TOTUMO is the fruit of the tree of the same name that grows in Central America and the Colombian Amazon. Its fruit has a strong round or extended crust that becomes hardened when it is mature.
The ripe fruits once dry and clean inside, are used as containers (totumas) to hold water or liquids. During the pre-Columbian time the natives, Mocanás, who inhabited the centre and the south of the Atlantic province (department) used the crust of totumo to make canteens called Totumas in which they stored milk and water.
Colombian artisans cut, dry, clean, dye, polish and engrave the fruits to make beautiful One of a kind pendants, earrings and various handcrafts.
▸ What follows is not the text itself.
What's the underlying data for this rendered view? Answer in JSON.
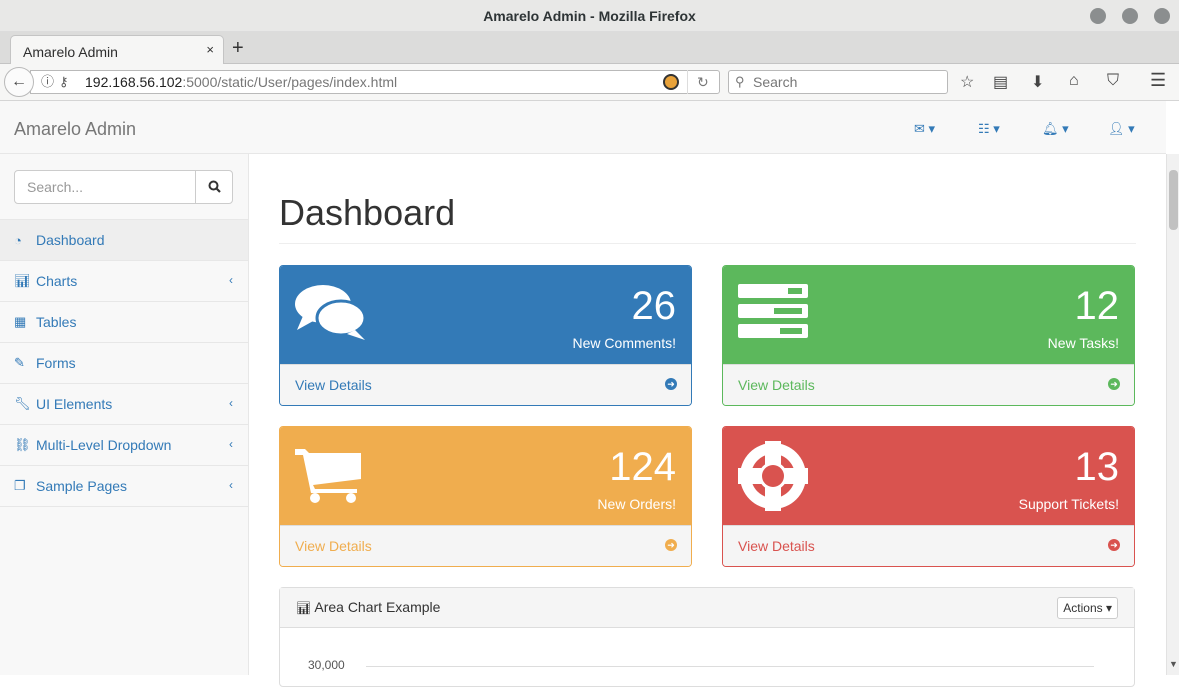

TAGUA - also known as Vegetable Ivory is primarily the dried seedpod of a palm tree that grows in tropical rainforests. Seeds can be peeled, sliced, carved and dyed. The natural colour of tagua is ivory white and resembles the finest animal ivory in texture and colour. The process of getting tagua, unlike elephant ivory, does not involve killing. When ripe, the seeds fall to the ground and are gathered and dried from four to eight weeks. Tagua jewellery and watches are made from the dried and polished seeds. As Nature provides us with unique materials, each item carved from Tagua is ONE OF A KIND. Some indigenous peoples of South America used Tagua to represent the feminine because of its great magnet-like romantic energy. Each member of the tribe was given a tagua pendant to wear around his or her neck. The natives believed that persons wearing tagua would live in harmony and always be loved by their family and friends